It was the best kind of theatre, being at council last week when West Enders showed up to voice their concerns about the Vision council’s program to create permanent rentals, the Short Term Incentives for Rental or STIR.
Councillors tried to keep the bemusement out of their voices, but weren’t all that successful as they questioned one person after another along essentially the same lines, which was: If you’re opposed to having new rental towers built, what the heck do you think is the solution to what seem to be cyclical rental crises in the city?
Geoff Meggs was the most persistent, asking whether people think there is no rental crisis any more. (Apparently, there are some who think there is no longer a problem with rentals in the West End, in spite of the screaming for the last several years about same.)
Even Suzanne Anton, who has been critical of the STIR program from day one, pointed out quietly to one speaker — a woman who seemed to think that the solution would be to have the city subsidize rents for all the existing residents but not allow any new developments — in a low-key way that “people like it there and over time that will drive rents up.”

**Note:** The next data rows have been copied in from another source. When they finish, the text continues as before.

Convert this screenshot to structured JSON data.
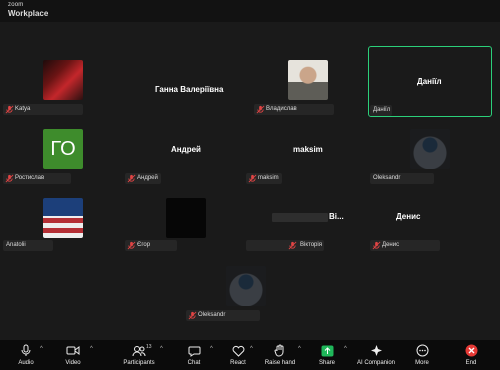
{
  "app": {
    "brand_top": "zoom",
    "brand_bottom": "Workplace"
  },
  "participants": [
    {
      "name": "Katya",
      "muted": true
    },
    {
      "name": "Ганна Валеріївна",
      "muted": false
    },
    {
      "name": "Владислав",
      "muted": true
    },
    {
      "name": "Даніїл",
      "muted": false,
      "active_speaker": true
    },
    {
      "name": "Ростислав",
      "muted": true,
      "initials": "ГО"
    },
    {
      "name": "Андрей",
      "muted": true
    },
    {
      "name": "maksim",
      "muted": true
    },
    {
      "name": "Oleksandr",
      "muted": false
    },
    {
      "name": "Anatolii",
      "muted": false
    },
    {
      "name": "Єгор",
      "muted": true
    },
    {
      "name": "Вікторія",
      "muted": true,
      "center_label": "Ві..."
    },
    {
      "name": "Денис",
      "muted": true
    },
    {
      "name": "Oleksandr",
      "muted": true
    }
  ],
  "toolbar": {
    "audio": "Audio",
    "video": "Video",
    "participants": "Participants",
    "participants_count": "13",
    "chat": "Chat",
    "react": "React",
    "raise_hand": "Raise hand",
    "share": "Share",
    "ai_companion": "AI Companion",
    "more": "More",
    "end": "End"
  },
  "colors": {
    "active_border": "#2bd07a",
    "muted": "#e04444",
    "share": "#1fb75a",
    "end": "#e53935"
  }
}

I’ve tried to capture some of the current debate on the STIR program in my Globe story today, but it’s a big topic with many side issues that is too big for this box.
And this council is going to have to find answers, not just for Vancouver, but for all the municipalities out there wondering what to do about what’s been a national problem for 30 years — the lack of purpose-built rental housing.
While some of the opposition was clearly unrealistic (yes! let’s ask Vancouver taxpayers to donate money so that everyone currently living in this extremely attractive area in the middle of one of the world’s most desirable cities, an area that’s walking distance to downtown, can all afford to live there at 1990 rent levels), the backlash to the city’s STIR program does raise an interesting dilemma for other cities contemplating a similar program. That dilemma: Given that the city has control over very few tools to help encourage development of rental buildings, what can they use that people are willing to accept?
They can reduce or even eliminate parking. They can reduce fees. But that’s not enough to make the investment attractive for developers, compared to condos, and all the wishing in the world won’t make it so. The main thing cities can offer is density, i.e. more space to build on a lot than what is normally allowed.
But then neighbours get unhappy about that and, as we’re hearing in the West End, they want both less density and more affordability — two parts of the equation that are at odds with each other. The current towers being proposed in the West End could be required to have defined rents that are affordable to the average renter with $38,000 in income — but the city would have to give developers more density to achieve that.
The solution that I’m hearing Brent Granby from the West End Residents Association propose — if I’ve understood correctly — is to mandate inclusionary zoning, i.e. simply tell developers that they have to build in some affordable market rentals into every project. Don’t give them any density, just make it a condition of rezoning.
But … and this is a complex issue, so I’m sure my educated friends on this blog will be jumping in to add nuance to it … it’s hard to imagine Vancouver being able to do that unless most of the other municipalities did the same. I await the pro-forma numbers to roll in.
On a related topic, people have been commenting in blogs and articles that the Vision council’s aim to create market rental is going to flop because, look, the city built its own market rental apartments over the community centre at 1 Kingsway and they’re sitting empty. Since I live near there, I’ve noticed that too. I called Jerry Evans, the associate director of real-estate services at the city, to find out what’s going on.
He says that at this point, the 98 units are about 65 per cent rented out, which is approximately what they expected at this point. Evans said that, even though the city has had a list of people waiting to get in for years (the centre was supposed to be finished two years ago, but went through incredible construction delays), it always takes about six months for a new rental building to fill up. Even people who want to move in won’t give notice where they are until a building is finished; not every newcomer to the city wants to live in the area and so on. The city started advertising the units in January, when the centre opened.
The building is renting at slightly higher rates than what’s the norm for this area, with its 60s-era walk-ups, but it’s $2 a foot, which apparently is considered reasonable for new construction in Vancouver.
For those who don’t know, this is the only building that the city has built with its own market rental apartments included. The whole concept was the brainchild of former real-estate director Brent Maitland and housing-centre director Cameron Gray, who were desperate for ways to create some market rental in the city — something that private developers abandoned in the 1970s, when the federal government took away several tax advantages connected to rental developments.